[Records excerpted from a collection]
+--

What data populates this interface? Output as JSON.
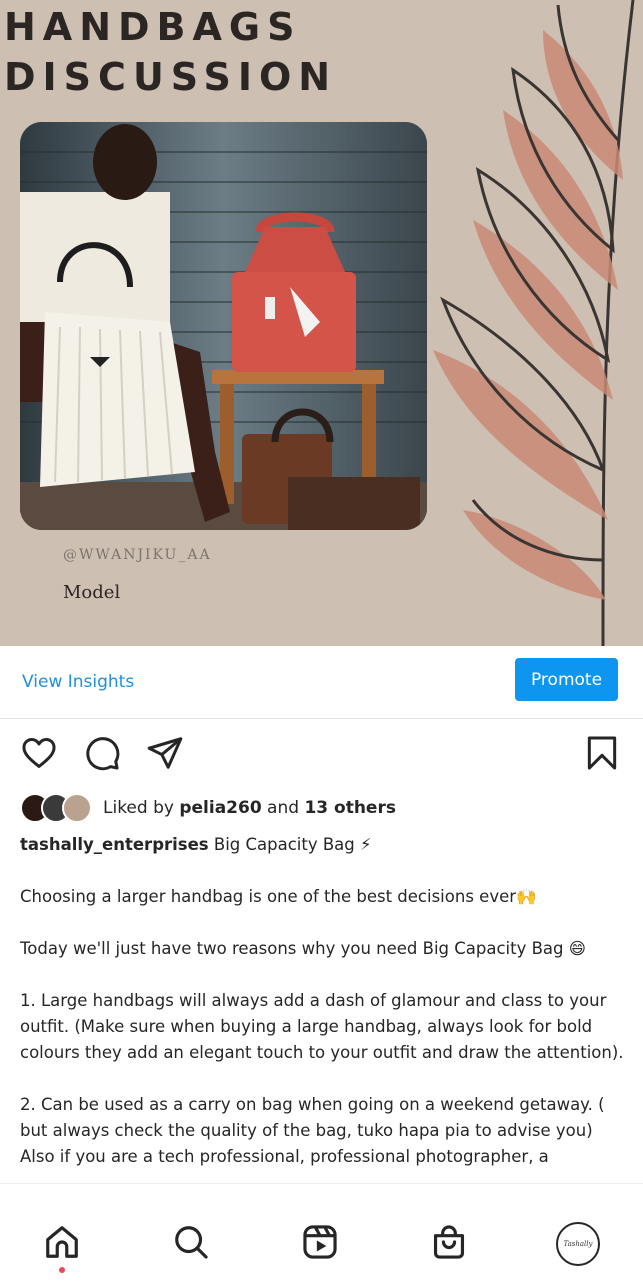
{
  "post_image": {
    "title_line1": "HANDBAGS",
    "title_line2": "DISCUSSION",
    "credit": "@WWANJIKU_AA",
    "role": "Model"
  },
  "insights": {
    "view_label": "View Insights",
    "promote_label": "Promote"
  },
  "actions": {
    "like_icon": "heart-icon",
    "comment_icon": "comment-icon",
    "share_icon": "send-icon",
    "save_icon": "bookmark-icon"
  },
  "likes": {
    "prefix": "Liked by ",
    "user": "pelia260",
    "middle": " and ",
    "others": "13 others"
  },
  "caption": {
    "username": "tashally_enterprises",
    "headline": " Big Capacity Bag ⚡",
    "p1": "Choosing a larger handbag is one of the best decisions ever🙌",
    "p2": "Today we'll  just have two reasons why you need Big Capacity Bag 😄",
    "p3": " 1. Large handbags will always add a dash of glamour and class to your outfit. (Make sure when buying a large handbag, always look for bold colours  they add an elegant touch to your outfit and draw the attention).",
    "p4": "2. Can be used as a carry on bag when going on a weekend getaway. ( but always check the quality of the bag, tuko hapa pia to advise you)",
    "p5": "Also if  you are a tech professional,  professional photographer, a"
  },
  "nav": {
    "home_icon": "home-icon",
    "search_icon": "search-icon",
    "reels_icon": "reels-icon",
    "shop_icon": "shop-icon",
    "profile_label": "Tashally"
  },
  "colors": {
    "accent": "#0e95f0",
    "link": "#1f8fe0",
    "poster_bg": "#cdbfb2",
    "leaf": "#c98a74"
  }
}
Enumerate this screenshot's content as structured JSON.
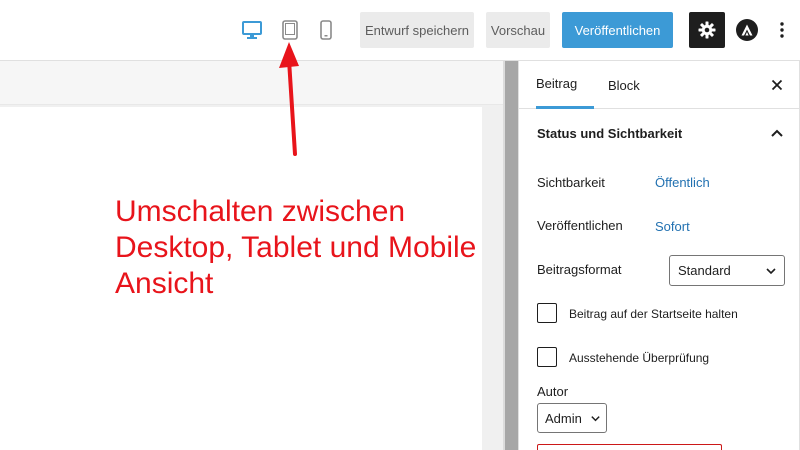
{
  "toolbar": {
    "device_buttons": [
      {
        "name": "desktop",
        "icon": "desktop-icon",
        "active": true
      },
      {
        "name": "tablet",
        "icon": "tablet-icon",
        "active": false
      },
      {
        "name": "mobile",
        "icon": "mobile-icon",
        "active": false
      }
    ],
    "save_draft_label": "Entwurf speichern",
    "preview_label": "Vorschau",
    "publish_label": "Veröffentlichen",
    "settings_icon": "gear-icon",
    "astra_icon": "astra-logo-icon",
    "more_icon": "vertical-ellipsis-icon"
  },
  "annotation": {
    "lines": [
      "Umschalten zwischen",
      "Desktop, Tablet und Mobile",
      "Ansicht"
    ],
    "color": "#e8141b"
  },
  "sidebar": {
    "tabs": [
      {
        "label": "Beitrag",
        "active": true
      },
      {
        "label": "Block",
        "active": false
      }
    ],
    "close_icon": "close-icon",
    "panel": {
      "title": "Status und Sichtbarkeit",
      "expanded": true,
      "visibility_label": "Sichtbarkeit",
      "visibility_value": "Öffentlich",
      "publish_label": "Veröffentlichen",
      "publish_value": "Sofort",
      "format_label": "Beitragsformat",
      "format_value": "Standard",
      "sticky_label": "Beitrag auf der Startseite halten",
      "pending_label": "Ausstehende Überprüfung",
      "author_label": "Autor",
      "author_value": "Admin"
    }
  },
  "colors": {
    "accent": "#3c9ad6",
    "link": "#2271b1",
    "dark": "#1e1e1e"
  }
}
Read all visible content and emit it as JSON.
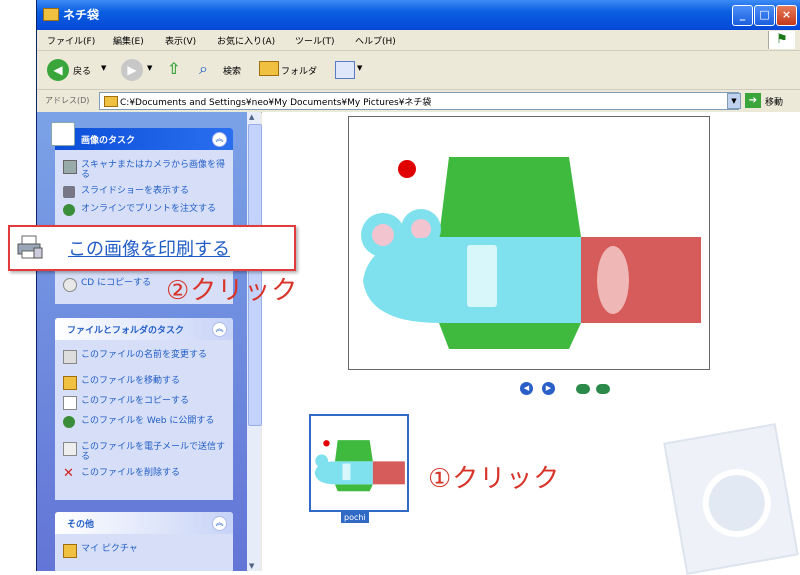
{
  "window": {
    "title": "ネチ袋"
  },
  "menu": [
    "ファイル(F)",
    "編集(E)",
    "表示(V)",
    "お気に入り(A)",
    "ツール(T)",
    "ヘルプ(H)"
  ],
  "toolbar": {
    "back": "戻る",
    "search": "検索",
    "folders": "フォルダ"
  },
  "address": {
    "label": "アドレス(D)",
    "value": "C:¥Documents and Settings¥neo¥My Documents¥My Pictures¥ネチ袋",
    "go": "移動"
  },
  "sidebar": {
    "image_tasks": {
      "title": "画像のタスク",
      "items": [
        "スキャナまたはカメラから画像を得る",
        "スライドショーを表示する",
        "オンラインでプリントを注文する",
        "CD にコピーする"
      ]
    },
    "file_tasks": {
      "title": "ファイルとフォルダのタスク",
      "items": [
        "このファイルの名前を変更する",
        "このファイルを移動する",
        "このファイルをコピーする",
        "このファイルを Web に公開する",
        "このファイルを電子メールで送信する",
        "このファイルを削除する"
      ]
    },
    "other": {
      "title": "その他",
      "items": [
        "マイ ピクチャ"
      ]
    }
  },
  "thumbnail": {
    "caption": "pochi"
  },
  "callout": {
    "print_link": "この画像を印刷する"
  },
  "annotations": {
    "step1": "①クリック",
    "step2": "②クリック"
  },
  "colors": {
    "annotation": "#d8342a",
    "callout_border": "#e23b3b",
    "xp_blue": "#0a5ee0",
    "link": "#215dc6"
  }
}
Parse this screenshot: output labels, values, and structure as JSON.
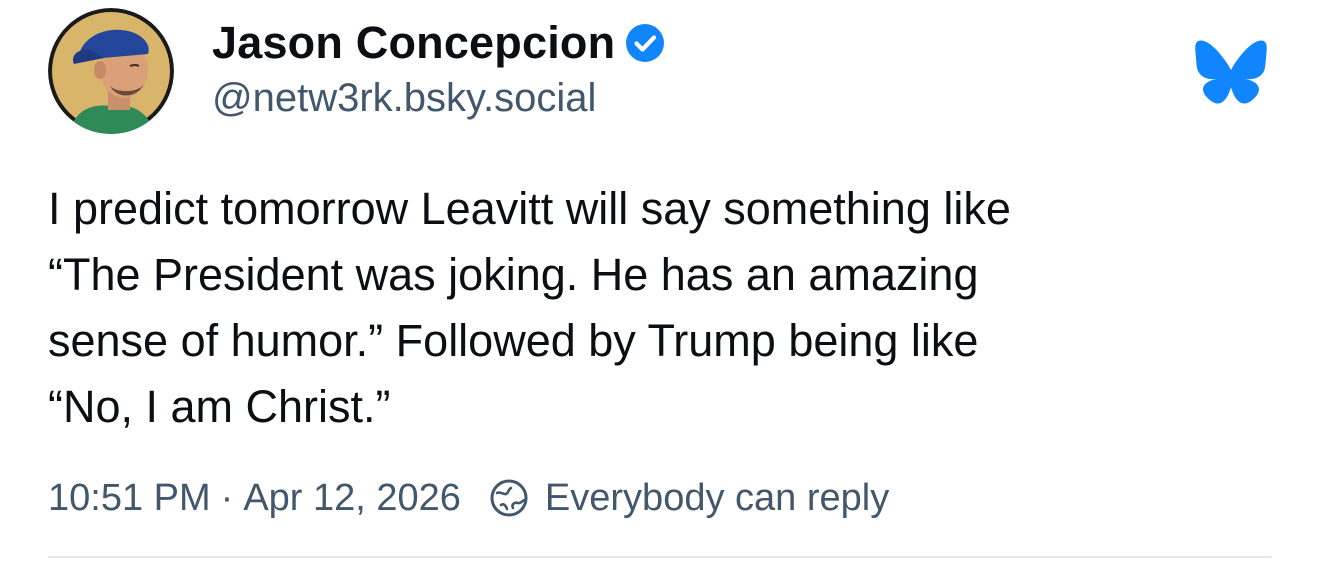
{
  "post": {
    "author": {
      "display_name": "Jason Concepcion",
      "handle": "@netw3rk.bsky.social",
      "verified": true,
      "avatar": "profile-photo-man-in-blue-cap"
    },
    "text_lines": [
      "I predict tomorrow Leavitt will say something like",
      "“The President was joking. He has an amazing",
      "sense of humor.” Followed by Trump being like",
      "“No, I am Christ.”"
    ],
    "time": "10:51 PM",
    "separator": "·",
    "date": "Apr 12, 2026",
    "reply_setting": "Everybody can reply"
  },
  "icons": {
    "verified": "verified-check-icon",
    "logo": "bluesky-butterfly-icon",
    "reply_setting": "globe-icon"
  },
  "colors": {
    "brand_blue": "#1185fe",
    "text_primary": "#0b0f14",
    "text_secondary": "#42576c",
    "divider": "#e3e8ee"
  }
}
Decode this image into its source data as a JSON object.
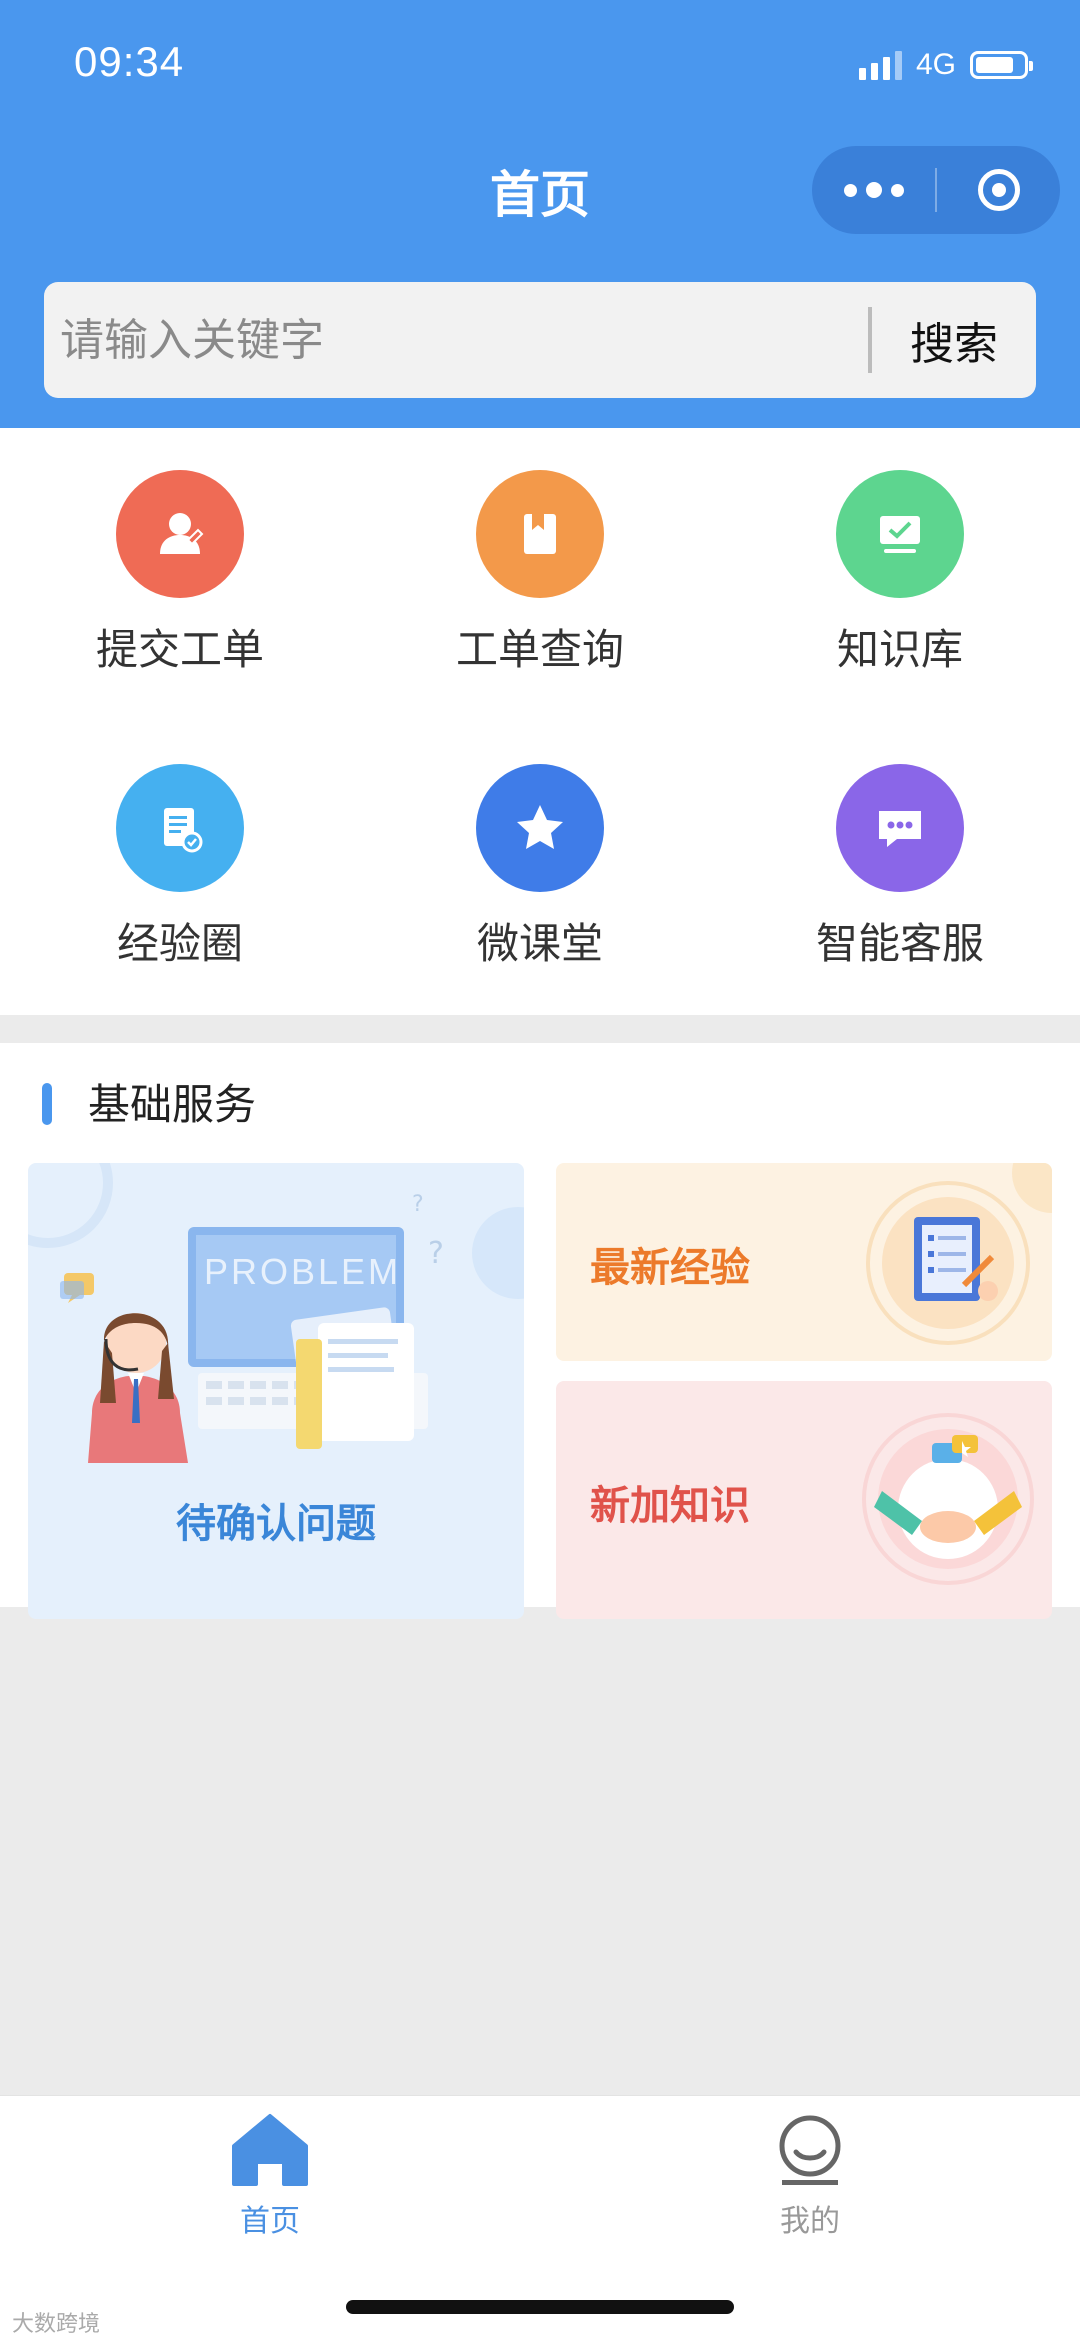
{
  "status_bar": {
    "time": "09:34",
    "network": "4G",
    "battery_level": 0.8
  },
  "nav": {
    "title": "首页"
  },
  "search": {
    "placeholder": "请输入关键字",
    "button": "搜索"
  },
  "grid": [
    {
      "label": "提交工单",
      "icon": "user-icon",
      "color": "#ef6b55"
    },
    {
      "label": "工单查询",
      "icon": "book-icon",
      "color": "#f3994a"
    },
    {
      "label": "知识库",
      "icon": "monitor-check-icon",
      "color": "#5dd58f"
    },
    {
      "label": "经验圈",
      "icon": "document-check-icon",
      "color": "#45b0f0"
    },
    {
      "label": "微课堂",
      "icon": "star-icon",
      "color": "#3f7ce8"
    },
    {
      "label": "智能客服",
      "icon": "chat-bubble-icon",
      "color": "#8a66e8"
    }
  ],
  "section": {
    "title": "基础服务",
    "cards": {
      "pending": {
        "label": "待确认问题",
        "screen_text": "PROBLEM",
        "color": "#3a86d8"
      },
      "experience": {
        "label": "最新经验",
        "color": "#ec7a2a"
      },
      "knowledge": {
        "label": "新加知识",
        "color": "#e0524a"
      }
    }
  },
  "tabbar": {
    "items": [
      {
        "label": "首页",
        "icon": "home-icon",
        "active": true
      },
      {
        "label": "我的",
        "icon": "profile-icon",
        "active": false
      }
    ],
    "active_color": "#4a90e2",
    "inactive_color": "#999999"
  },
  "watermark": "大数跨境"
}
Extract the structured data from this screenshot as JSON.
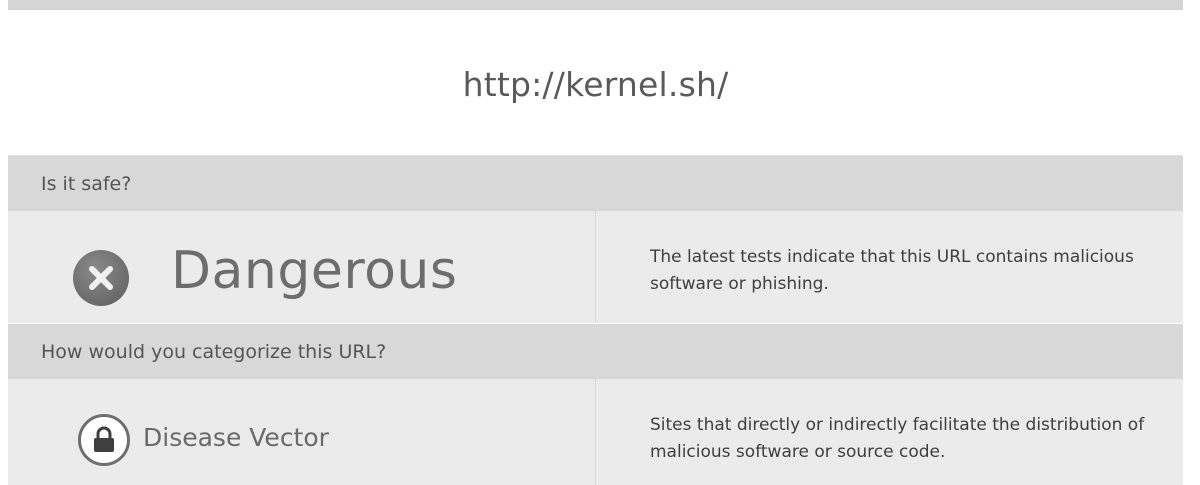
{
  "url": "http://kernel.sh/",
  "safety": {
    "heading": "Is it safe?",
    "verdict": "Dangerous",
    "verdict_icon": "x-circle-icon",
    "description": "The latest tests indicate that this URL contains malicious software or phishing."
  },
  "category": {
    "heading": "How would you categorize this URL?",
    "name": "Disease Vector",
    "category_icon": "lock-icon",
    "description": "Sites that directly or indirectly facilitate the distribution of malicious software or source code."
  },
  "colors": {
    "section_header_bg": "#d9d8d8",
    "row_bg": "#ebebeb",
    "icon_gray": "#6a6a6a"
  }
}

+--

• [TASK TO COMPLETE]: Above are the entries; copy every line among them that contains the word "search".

• [ANSWER SECTION]:
    "search_icon": "search-icon",
    "search": "検索",
  "search": {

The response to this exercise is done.